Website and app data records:
———
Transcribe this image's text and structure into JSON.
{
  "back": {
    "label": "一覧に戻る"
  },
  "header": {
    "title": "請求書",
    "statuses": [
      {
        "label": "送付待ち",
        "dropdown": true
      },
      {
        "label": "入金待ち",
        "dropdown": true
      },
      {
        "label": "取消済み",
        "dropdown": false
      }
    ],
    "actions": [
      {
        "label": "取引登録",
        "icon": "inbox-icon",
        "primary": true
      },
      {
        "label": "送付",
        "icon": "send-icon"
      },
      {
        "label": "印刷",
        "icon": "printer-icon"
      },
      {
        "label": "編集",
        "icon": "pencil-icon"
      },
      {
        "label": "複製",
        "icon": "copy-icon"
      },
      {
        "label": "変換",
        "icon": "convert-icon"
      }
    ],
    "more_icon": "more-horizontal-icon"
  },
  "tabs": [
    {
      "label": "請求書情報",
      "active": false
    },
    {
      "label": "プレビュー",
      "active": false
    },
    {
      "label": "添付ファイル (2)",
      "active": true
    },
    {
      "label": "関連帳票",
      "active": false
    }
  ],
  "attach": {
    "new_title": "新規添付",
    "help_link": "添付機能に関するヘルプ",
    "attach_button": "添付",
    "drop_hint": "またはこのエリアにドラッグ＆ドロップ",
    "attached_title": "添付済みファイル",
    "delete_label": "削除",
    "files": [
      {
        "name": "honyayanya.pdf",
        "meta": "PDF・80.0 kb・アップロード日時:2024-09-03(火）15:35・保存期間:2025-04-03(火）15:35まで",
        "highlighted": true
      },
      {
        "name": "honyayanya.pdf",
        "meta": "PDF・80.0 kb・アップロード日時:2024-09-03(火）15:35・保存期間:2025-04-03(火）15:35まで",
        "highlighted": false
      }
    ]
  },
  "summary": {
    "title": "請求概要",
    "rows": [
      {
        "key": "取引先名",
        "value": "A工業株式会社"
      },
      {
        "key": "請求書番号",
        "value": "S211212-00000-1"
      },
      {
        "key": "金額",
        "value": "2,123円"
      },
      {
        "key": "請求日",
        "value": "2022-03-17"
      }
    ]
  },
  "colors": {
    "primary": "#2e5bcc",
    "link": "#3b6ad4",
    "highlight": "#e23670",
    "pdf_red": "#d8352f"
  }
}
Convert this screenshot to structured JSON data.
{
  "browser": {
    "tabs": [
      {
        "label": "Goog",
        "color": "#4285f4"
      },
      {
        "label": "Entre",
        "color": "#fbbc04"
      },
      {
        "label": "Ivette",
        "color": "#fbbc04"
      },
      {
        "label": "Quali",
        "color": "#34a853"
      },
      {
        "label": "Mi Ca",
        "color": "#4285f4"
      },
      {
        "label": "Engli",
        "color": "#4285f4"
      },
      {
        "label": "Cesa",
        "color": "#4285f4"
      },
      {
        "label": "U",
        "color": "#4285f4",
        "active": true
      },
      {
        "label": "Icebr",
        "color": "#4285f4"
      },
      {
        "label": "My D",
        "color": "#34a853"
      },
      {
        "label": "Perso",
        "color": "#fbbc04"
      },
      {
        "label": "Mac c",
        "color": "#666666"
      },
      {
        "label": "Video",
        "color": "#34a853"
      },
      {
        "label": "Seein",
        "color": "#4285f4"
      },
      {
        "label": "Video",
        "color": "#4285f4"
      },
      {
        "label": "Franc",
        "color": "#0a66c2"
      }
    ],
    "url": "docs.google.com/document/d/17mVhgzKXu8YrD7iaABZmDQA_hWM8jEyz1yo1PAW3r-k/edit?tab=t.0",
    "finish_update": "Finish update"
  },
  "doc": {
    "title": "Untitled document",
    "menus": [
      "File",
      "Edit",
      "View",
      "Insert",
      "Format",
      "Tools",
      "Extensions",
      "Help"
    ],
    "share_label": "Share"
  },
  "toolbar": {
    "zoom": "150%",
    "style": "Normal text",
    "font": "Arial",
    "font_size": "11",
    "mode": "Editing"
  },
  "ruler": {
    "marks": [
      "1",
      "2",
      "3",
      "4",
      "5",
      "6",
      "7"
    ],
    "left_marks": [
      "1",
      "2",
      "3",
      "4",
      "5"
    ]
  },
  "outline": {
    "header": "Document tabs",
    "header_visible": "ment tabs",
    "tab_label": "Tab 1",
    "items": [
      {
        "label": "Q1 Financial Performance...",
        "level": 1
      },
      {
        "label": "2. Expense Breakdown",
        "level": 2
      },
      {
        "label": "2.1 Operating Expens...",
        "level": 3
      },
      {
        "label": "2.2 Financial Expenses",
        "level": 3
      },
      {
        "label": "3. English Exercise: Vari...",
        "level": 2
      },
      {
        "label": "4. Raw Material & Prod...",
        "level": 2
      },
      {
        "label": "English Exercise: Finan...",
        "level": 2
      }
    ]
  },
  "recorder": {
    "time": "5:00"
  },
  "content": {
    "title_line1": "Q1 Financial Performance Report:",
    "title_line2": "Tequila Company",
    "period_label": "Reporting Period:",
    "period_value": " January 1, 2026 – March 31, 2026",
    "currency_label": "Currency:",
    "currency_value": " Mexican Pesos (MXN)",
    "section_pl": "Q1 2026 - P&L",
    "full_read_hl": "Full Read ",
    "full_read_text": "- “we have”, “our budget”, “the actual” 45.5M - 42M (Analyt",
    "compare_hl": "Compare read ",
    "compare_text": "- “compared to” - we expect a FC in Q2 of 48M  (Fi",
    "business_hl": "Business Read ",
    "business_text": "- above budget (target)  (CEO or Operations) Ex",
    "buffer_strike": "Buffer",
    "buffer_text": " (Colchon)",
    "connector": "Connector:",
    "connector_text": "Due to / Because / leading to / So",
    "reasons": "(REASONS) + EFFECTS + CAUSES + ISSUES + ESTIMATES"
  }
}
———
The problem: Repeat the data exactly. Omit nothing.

Task output:
Transcribe this image's text and structure into JSON.
{
  "back": {
    "label": "一覧に戻る"
  },
  "header": {
    "title": "請求書",
    "statuses": [
      {
        "label": "送付待ち",
        "dropdown": true
      },
      {
        "label": "入金待ち",
        "dropdown": true
      },
      {
        "label": "取消済み",
        "dropdown": false
      }
    ],
    "actions": [
      {
        "label": "取引登録",
        "icon": "inbox-icon",
        "primary": true
      },
      {
        "label": "送付",
        "icon": "send-icon"
      },
      {
        "label": "印刷",
        "icon": "printer-icon"
      },
      {
        "label": "編集",
        "icon": "pencil-icon"
      },
      {
        "label": "複製",
        "icon": "copy-icon"
      },
      {
        "label": "変換",
        "icon": "convert-icon"
      }
    ],
    "more_icon": "more-horizontal-icon"
  },
  "tabs": [
    {
      "label": "請求書情報",
      "active": false
    },
    {
      "label": "プレビュー",
      "active": false
    },
    {
      "label": "添付ファイル (2)",
      "active": true
    },
    {
      "label": "関連帳票",
      "active": false
    }
  ],
  "attach": {
    "new_title": "新規添付",
    "help_link": "添付機能に関するヘルプ",
    "attach_button": "添付",
    "drop_hint": "またはこのエリアにドラッグ＆ドロップ",
    "attached_title": "添付済みファイル",
    "delete_label": "削除",
    "files": [
      {
        "name": "honyayanya.pdf",
        "meta": "PDF・80.0 kb・アップロード日時:2024-09-03(火）15:35・保存期間:2025-04-03(火）15:35まで",
        "highlighted": true
      },
      {
        "name": "honyayanya.pdf",
        "meta": "PDF・80.0 kb・アップロード日時:2024-09-03(火）15:35・保存期間:2025-04-03(火）15:35まで",
        "highlighted": false
      }
    ]
  },
  "summary": {
    "title": "請求概要",
    "rows": [
      {
        "key": "取引先名",
        "value": "A工業株式会社"
      },
      {
        "key": "請求書番号",
        "value": "S211212-00000-1"
      },
      {
        "key": "金額",
        "value": "2,123円"
      },
      {
        "key": "請求日",
        "value": "2022-03-17"
      }
    ]
  },
  "colors": {
    "primary": "#2e5bcc",
    "link": "#3b6ad4",
    "highlight": "#e23670",
    "pdf_red": "#d8352f"
  }
}
Convert this screenshot to structured JSON data.
{
  "browser": {
    "tabs": [
      {
        "label": "Goog",
        "color": "#4285f4"
      },
      {
        "label": "Entre",
        "color": "#fbbc04"
      },
      {
        "label": "Ivette",
        "color": "#fbbc04"
      },
      {
        "label": "Quali",
        "color": "#34a853"
      },
      {
        "label": "Mi Ca",
        "color": "#4285f4"
      },
      {
        "label": "Engli",
        "color": "#4285f4"
      },
      {
        "label": "Cesa",
        "color": "#4285f4"
      },
      {
        "label": "U",
        "color": "#4285f4",
        "active": true
      },
      {
        "label": "Icebr",
        "color": "#4285f4"
      },
      {
        "label": "My D",
        "color": "#34a853"
      },
      {
        "label": "Perso",
        "color": "#fbbc04"
      },
      {
        "label": "Mac c",
        "color": "#666666"
      },
      {
        "label": "Video",
        "color": "#34a853"
      },
      {
        "label": "Seein",
        "color": "#4285f4"
      },
      {
        "label": "Video",
        "color": "#4285f4"
      },
      {
        "label": "Franc",
        "color": "#0a66c2"
      }
    ],
    "url": "docs.google.com/document/d/17mVhgzKXu8YrD7iaABZmDQA_hWM8jEyz1yo1PAW3r-k/edit?tab=t.0",
    "finish_update": "Finish update"
  },
  "doc": {
    "title": "Untitled document",
    "menus": [
      "File",
      "Edit",
      "View",
      "Insert",
      "Format",
      "Tools",
      "Extensions",
      "Help"
    ],
    "share_label": "Share"
  },
  "toolbar": {
    "zoom": "150%",
    "style": "Normal text",
    "font": "Arial",
    "font_size": "11",
    "mode": "Editing"
  },
  "ruler": {
    "marks": [
      "1",
      "2",
      "3",
      "4",
      "5",
      "6",
      "7"
    ],
    "left_marks": [
      "1",
      "2",
      "3",
      "4",
      "5"
    ]
  },
  "outline": {
    "header": "Document tabs",
    "header_visible": "ment tabs",
    "tab_label": "Tab 1",
    "items": [
      {
        "label": "Q1 Financial Performance...",
        "level": 1
      },
      {
        "label": "2. Expense Breakdown",
        "level": 2
      },
      {
        "label": "2.1 Operating Expens...",
        "level": 3
      },
      {
        "label": "2.2 Financial Expenses",
        "level": 3
      },
      {
        "label": "3. English Exercise: Vari...",
        "level": 2
      },
      {
        "label": "4. Raw Material & Prod...",
        "level": 2
      },
      {
        "label": "English Exercise: Finan...",
        "level": 2
      }
    ]
  },
  "recorder": {
    "time": "5:00"
  },
  "content": {
    "title_line1": "Q1 Financial Performance Report:",
    "title_line2": "Tequila Company",
    "period_label": "Reporting Period:",
    "period_value": " January 1, 2026 – March 31, 2026",
    "currency_label": "Currency:",
    "currency_value": " Mexican Pesos (MXN)",
    "section_pl": "Q1 2026 - P&L",
    "full_read_hl": "Full Read ",
    "full_read_text": "- “we have”, “our budget”, “the actual” 45.5M - 42M (Analyt",
    "compare_hl": "Compare read ",
    "compare_text": "- “compared to” - we expect a FC in Q2 of 48M  (Fi",
    "business_hl": "Business Read ",
    "business_text": "- above budget (target)  (CEO or Operations) Ex",
    "buffer_strike": "Buffer",
    "buffer_text": " (Colchon)",
    "connector": "Connector:",
    "connector_text": "Due to / Because / leading to / So",
    "reasons": "(REASONS) + EFFECTS + CAUSES + ISSUES + ESTIMATES"
  }
}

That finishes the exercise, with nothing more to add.